A nice short and summary packed chapter to kick off.

The chapter opens by discussing how we go about building knowledge in everyday life and highlights starting with simple questions.

The first exercise is to consider the process around your last car purchase. Hard for me to comment as I have never bought one - I know not a whole lot about them and care little. But the answer to the underlying question - how much effort do you put into getting a big purchase right versus making a decision at work - is more straightforward. I tend to put quiet a lot of effort into researching my options before making decisions. I suspect this is a fairly common trait amongst librarians - we like to look around an issue before taking the plunge.

The rest of the chapter is a summary of what lies ahead. I am not going to rehash it here!

The chapter closes with another exercise - three questions that occur to me.

1. How are they going to define knowledge?

2. How many of the practical ideas are going to be heavily IT based?

3. Why can't school children just sit quietly on the bus?

I suspect that only one of these will be answered in the next chapter...

Monday, 6 October 2008

Learning to Fly - getting started

Back from leave and ready to start reading Learning to Fly. I got back lateish yesterday and therefore only managed a quick spin through the first chapter on the bus this morning. Rather than wade straight in I plan to run my eye over it (and chapter 2) again on the way home tonight / on the bus tomorrow morning).

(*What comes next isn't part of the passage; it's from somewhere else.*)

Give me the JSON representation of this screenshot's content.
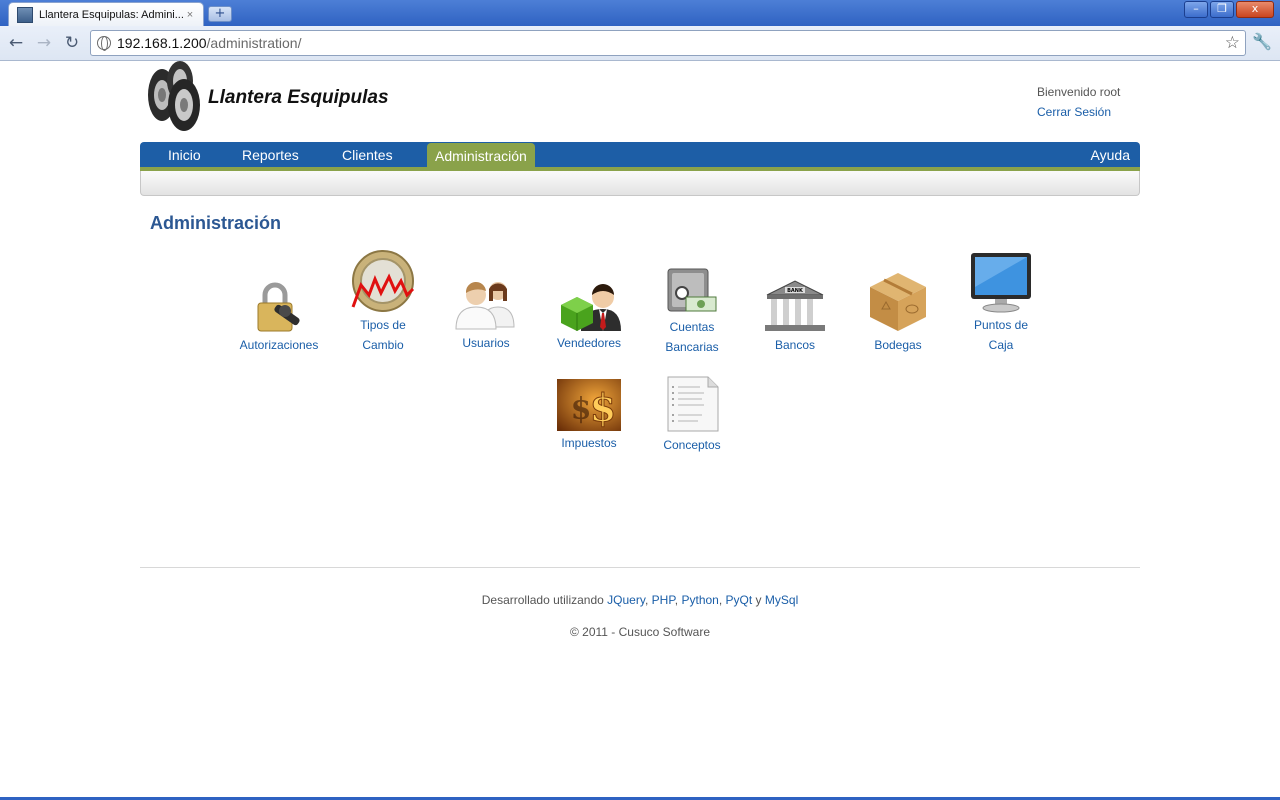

I will probably post my reflections on the exercises denoted by a bird along with other commentary.

Final thought for today - I suspect from the introductory sections that the definition of Knowledge is going to be a bit vulnerable to the criticisms discussed previously.

Happy reading...